Graphic designer David King, who died last month, was inspired by the art produced in revolutionary Russia. Roger Huddle looks back on a pathbreaking artist and his contribution to political struggle over five decades.
The news of his death came as a shock. We had come through the same history, but together for only a short period.
As times were changing during the two decades from 1965 young socialists began to discover the cultural upheavals during Russia’s revolution, hidden by Stalinism and ignored in the West. As the new left reconnected with Trotsky, those involved in cultural production discovered Constructivism, Agit-prop, the poetry of Mayakovsky and the photography of Rodchenko.
First through the door was designer David King, with his jaw-dropping design for a pre-Murdoch Sunday Times colour supplement; his extraordinary eye as a picture editor, working with photographers such as Don McCullin and Red Saunders. Feature articles brought him to Moscow’s picture archives where he unearthed a treasury of revolutionary graphics. This had a deep influence on Dave, who then took it into his own work and influenced me and other designers working on the socialist left.

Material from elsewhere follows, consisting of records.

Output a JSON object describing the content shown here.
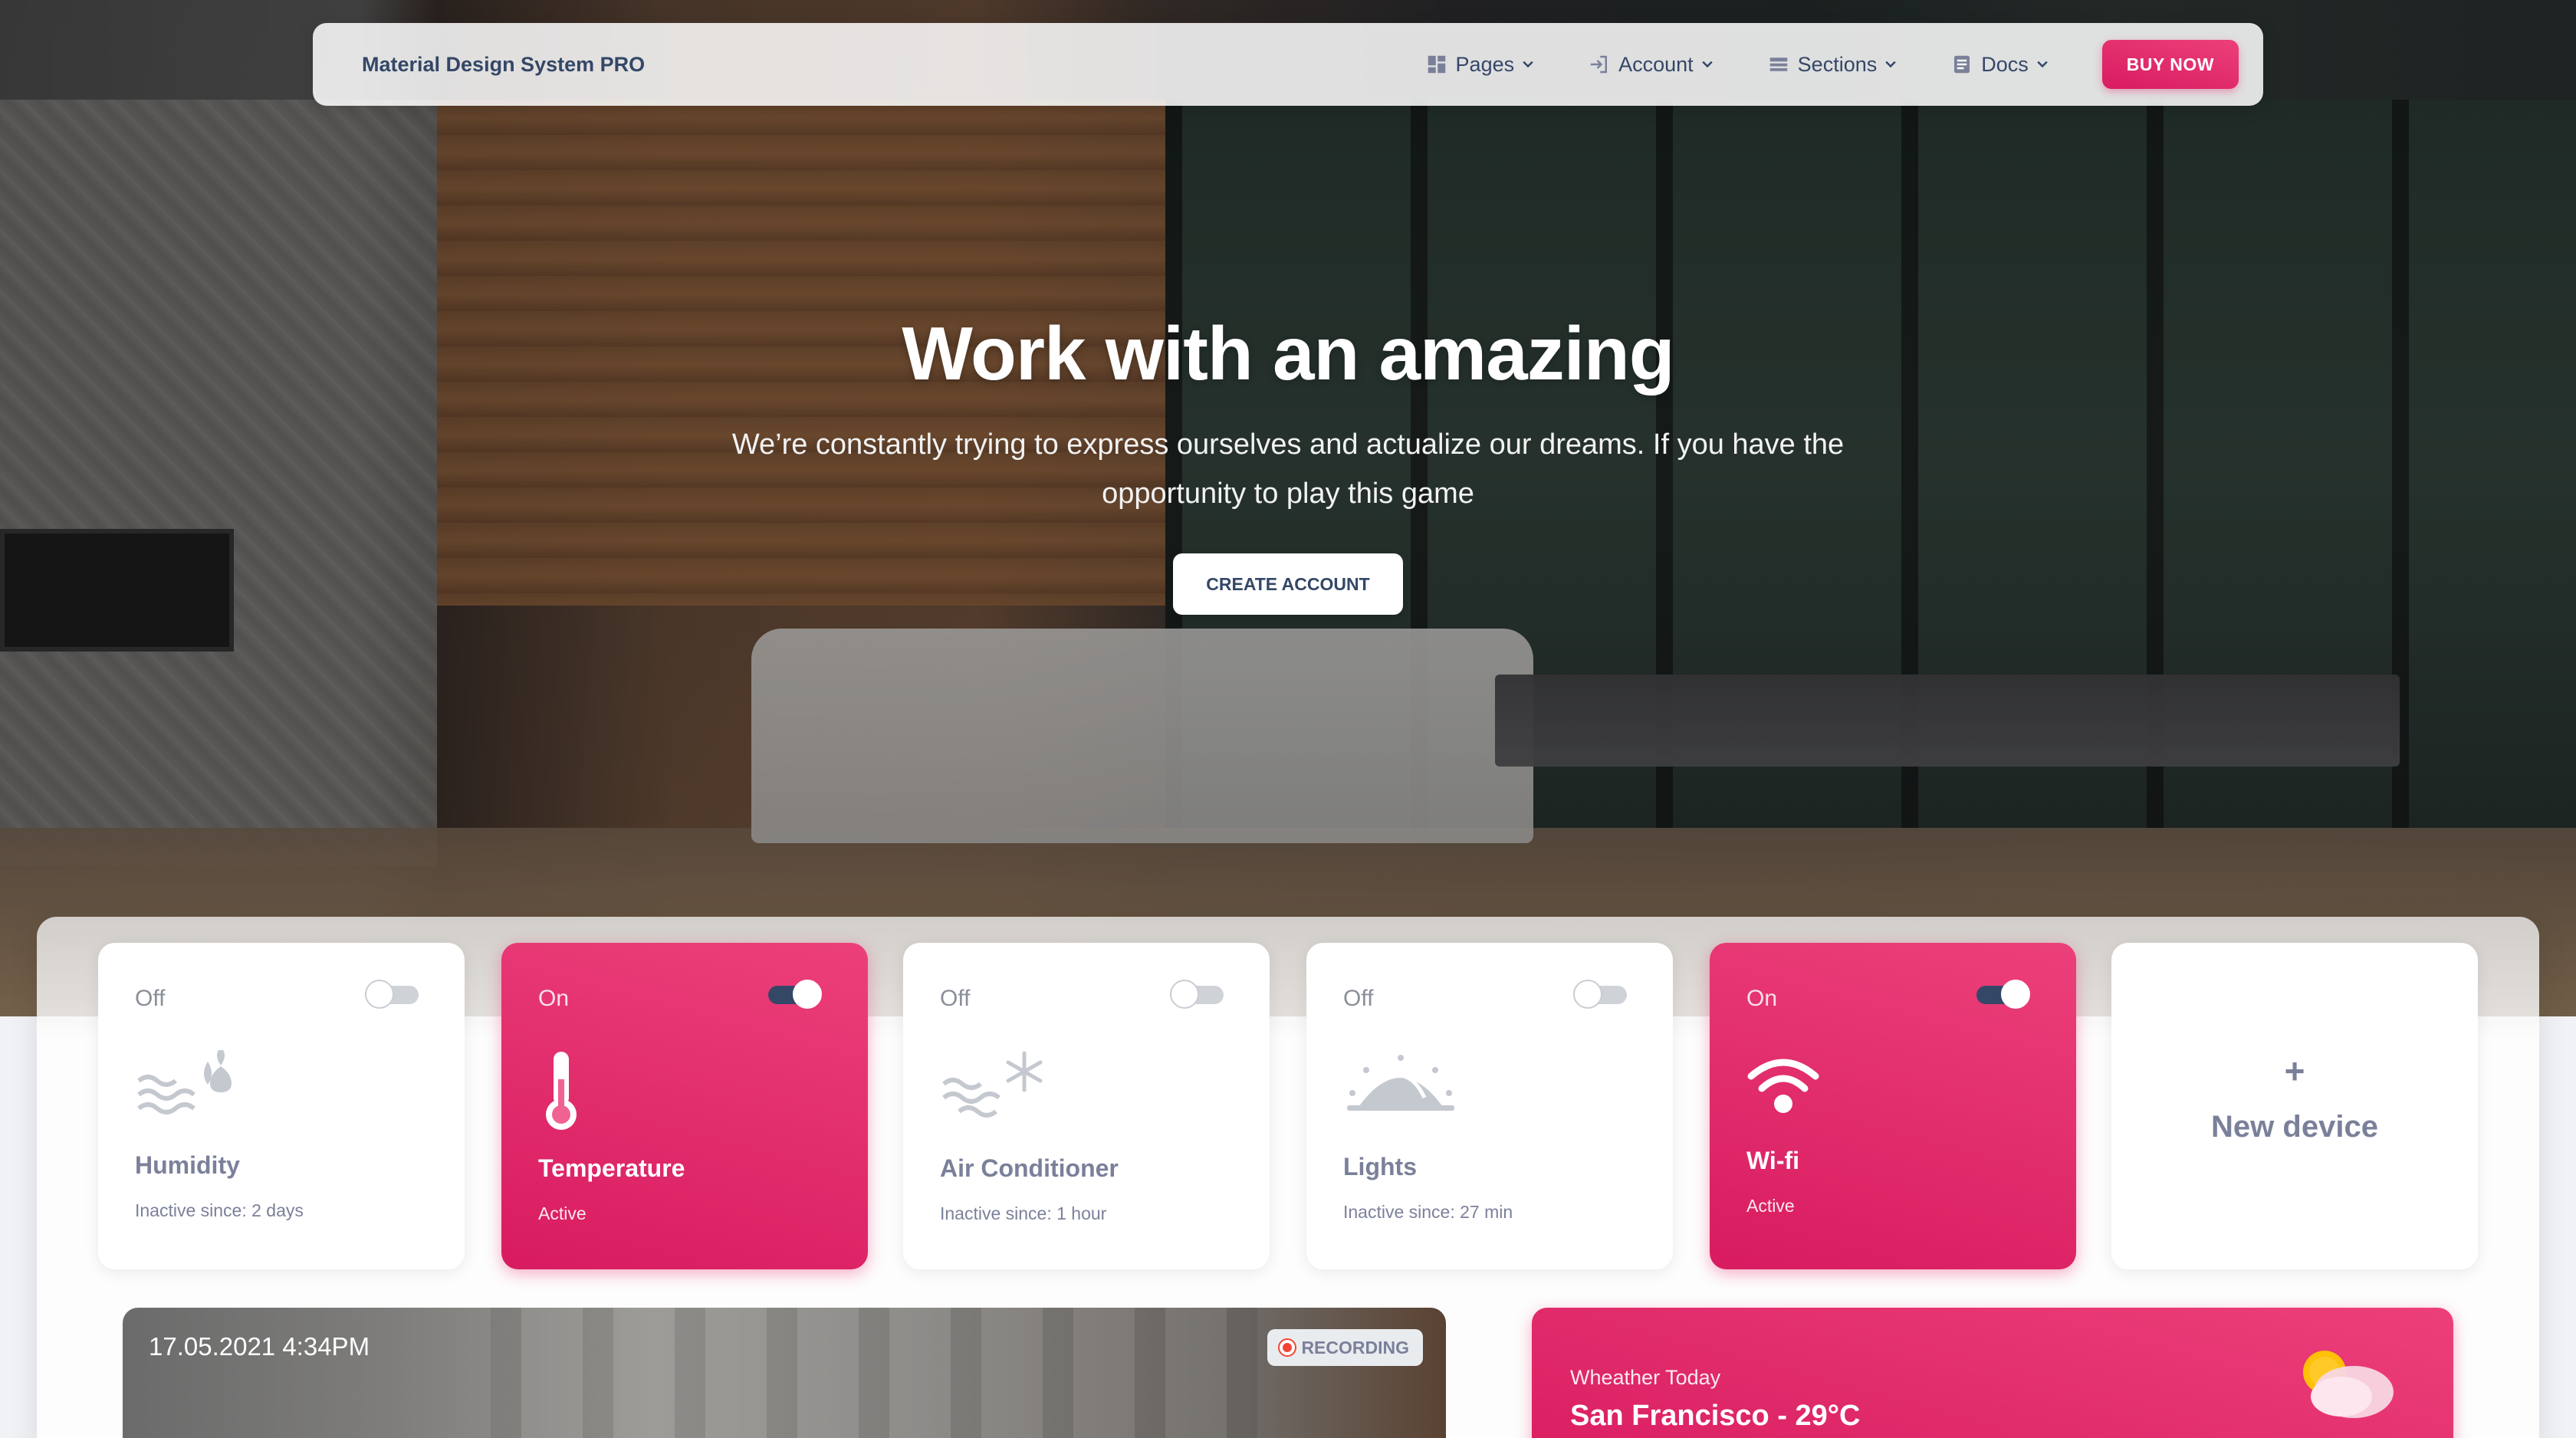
{
  "navbar": {
    "brand": "Material Design System PRO",
    "items": [
      {
        "label": "Pages",
        "icon": "dashboard-icon"
      },
      {
        "label": "Account",
        "icon": "login-icon"
      },
      {
        "label": "Sections",
        "icon": "view-list-icon"
      },
      {
        "label": "Docs",
        "icon": "article-icon"
      }
    ],
    "buy_label": "BUY NOW"
  },
  "hero": {
    "title": "Work with an amazing",
    "subtitle": "We’re constantly trying to express ourselves and actualize our dreams. If you have the opportunity to play this game",
    "cta_label": "CREATE ACCOUNT"
  },
  "devices": [
    {
      "state": "Off",
      "name": "Humidity",
      "since": "Inactive since: 2 days",
      "on": false,
      "icon": "humidity-icon"
    },
    {
      "state": "On",
      "name": "Temperature",
      "since": "Active",
      "on": true,
      "icon": "thermometer-icon"
    },
    {
      "state": "Off",
      "name": "Air Conditioner",
      "since": "Inactive since: 1 hour",
      "on": false,
      "icon": "air-conditioner-icon"
    },
    {
      "state": "Off",
      "name": "Lights",
      "since": "Inactive since: 27 min",
      "on": false,
      "icon": "lights-icon"
    },
    {
      "state": "On",
      "name": "Wi-fi",
      "since": "Active",
      "on": true,
      "icon": "wifi-icon"
    }
  ],
  "new_device": {
    "plus": "+",
    "label": "New device"
  },
  "camera": {
    "timestamp": "17.05.2021 4:34PM",
    "badge": "RECORDING"
  },
  "weather": {
    "label": "Wheather Today",
    "city": "San Francisco - 29°C",
    "icon": "partly-cloudy-icon"
  },
  "colors": {
    "accent": "#e91e63",
    "accent_dark": "#d81b60",
    "text": "#344767",
    "muted": "#7b809a"
  }
}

Articles researched for the Sunday supplement became books — Trotsky: A Documentary, with Francis Wyndham in 1972 and Mayakovky: 20 Years’ Work, with David Elliot in 1982. Not only was the past brought back into the present but he developed a new visual language.

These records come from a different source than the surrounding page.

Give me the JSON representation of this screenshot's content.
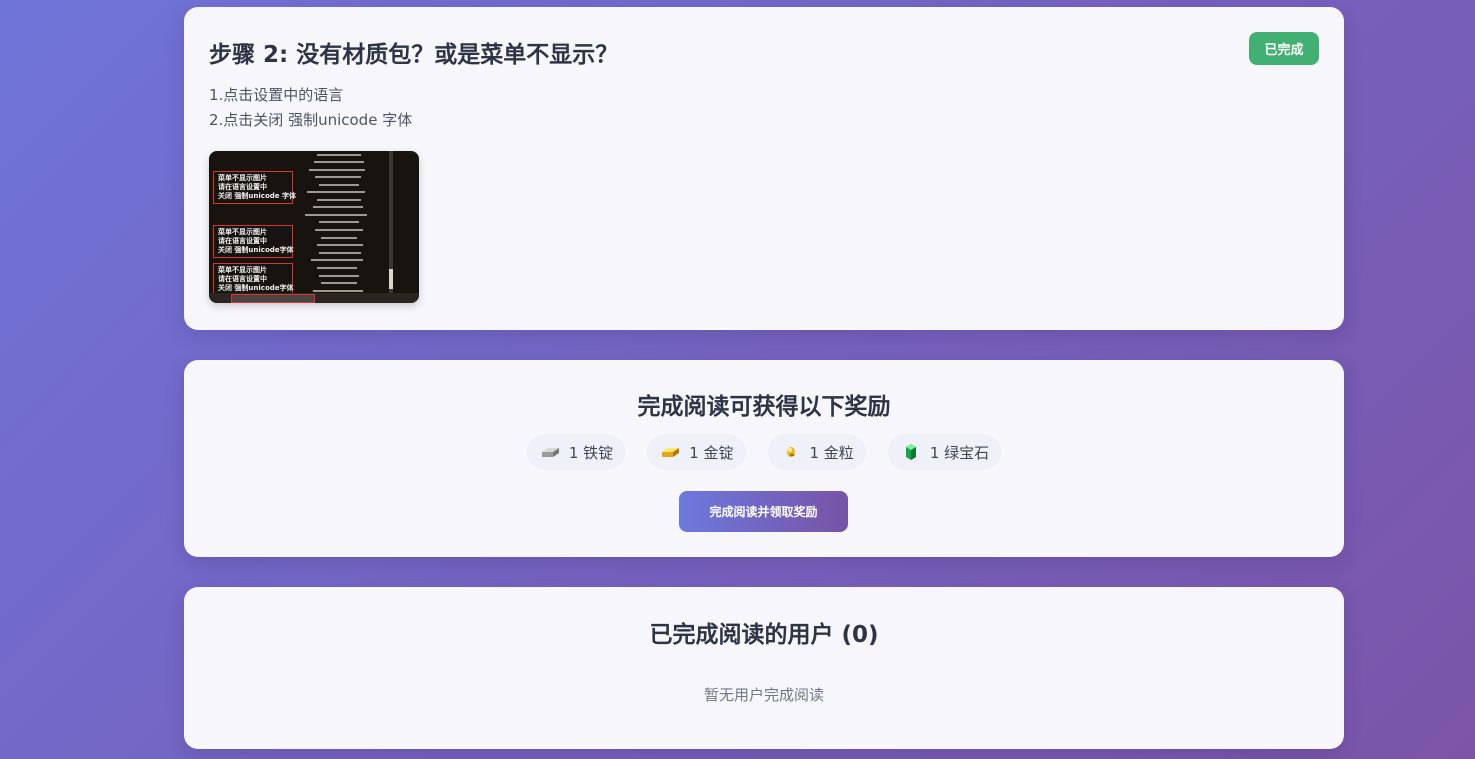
{
  "step": {
    "title": "步骤 2: 没有材质包？或是菜单不显示？",
    "status": "已完成",
    "lines": [
      "1.点击设置中的语言",
      "2.点击关闭 强制unicode 字体"
    ],
    "image_annotations": [
      [
        "菜单不显示图片",
        "请在语言设置中",
        "关闭 强制unicode 字体"
      ],
      [
        "菜单不显示图片",
        "请在语言设置中",
        "关闭 强制unicode字体"
      ],
      [
        "菜单不显示图片",
        "请在语言设置中",
        "关闭 强制unicode字体"
      ]
    ]
  },
  "rewards": {
    "title": "完成阅读可获得以下奖励",
    "items": [
      {
        "icon": "iron-ingot-icon",
        "label": "1 铁锭"
      },
      {
        "icon": "gold-ingot-icon",
        "label": "1 金锭"
      },
      {
        "icon": "gold-nugget-icon",
        "label": "1 金粒"
      },
      {
        "icon": "emerald-icon",
        "label": "1 绿宝石"
      }
    ],
    "button_label": "完成阅读并领取奖励"
  },
  "users": {
    "title": "已完成阅读的用户 (0)",
    "empty_text": "暂无用户完成阅读"
  },
  "colors": {
    "badge": "#43b073",
    "button_start": "#6c79dd",
    "button_end": "#7753a6"
  }
}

His continuing design of exhibition catalogues mainly for the Oxford Museum of Modern Art — on Rodchenko, the photography of the Mexican Revolution, Stalin’s falsification of history — all came together in his magnificent Red Star Over Russia: A visual history of the Soviet Union from 1917 to the death of Stalin (Tate Publishing, 2009). This final volume of stunning visuals and photographs based on King’s own collection is a must for all socialists.

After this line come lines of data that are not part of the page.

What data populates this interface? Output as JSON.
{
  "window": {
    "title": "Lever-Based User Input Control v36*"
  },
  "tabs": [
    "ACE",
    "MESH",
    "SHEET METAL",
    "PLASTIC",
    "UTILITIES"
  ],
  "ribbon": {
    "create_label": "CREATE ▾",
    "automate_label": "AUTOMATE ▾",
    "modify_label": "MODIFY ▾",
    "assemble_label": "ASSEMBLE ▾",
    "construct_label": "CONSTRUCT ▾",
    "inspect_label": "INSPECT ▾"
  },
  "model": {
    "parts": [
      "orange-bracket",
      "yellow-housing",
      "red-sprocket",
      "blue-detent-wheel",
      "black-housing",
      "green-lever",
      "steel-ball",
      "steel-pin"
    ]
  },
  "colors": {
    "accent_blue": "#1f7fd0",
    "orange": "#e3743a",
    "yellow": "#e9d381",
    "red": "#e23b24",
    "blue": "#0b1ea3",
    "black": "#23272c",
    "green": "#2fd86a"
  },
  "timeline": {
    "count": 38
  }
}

Rescuing the avant-garde graphic design from the revolutionary years in Russia was a feat in itself, but his own design became bolder and iconographic. His reintroduction of extra bold serif type, mostly set in capitals; his use of flat primary colours; his playfulness with angles all added to the wonder of his work.
In 1976, after Eric Clapton’s racist rampage on stage in Birmingham, we formed Rock Against Racism, and because we were visual workers and from left organisations, we immediately wanted a logo. Red Saunders asked his friend Dave King to come up with an idea — the RAR star was the outcome. For the next four years it became known throughout Britain and beyond, appearing on the covers of DIY punk 45s, as stickers on guitars (Tom Robinson and Jimmy Pursey the most notable), on banners, and mostly as a badge, thousands and thousands of badges, multi-coloured, multi-sized.
Visually the RAR star is complete: a five-cornered star adopted by the Third International from a design by El Lissitsky, representing the five continents of the world; held in a circle (a bit like a pop art sheriff’s badge), the text in block capitals unbreakable.
After producing the star Dave was approached by Paul Holborow, organiser for the Anti Nazi League, to design a logo for them. What followed is, I think, some of the finest graphic work, not only on the left, but anywhere. King’s ANL arrow is a masterpiece. An arrow taken from constructivist design used by German anti-Nazis in the late 1920s. The arrow worked as a stencil used to paint across Nazi slogans appearing on walls. The early ANL posters were extraordinarily powerful, matched by his work for the first ANL/RAR Carnival in Victoria Park in 1978.
For a short period he reinvented the propaganda poster and set a path for us all to follow. For Socialist Worker, for the ANL, for Amnesty, for Anti-Apartheid. His Free Nelson Mandela poster is so powerful because it is so simple.
When the staff at Time Out, after a long and bitter dispute with their management, left to form their own weekly listings magazine, City Limits, they asked Dave to design the cover for each issue. He had free rein in a very tight space to experiment. The resulting covers are a marvel.
Finally, Dave had a bad experience with orthodox Trotskyism in his student days, and although becoming centred on Trotsky the historical figure, he abandoned revolutionary politics. A good fellow traveller for a while, he became more concerned with the aestheticism of design rather than its practical application in struggle. For a short time though he was King of Design.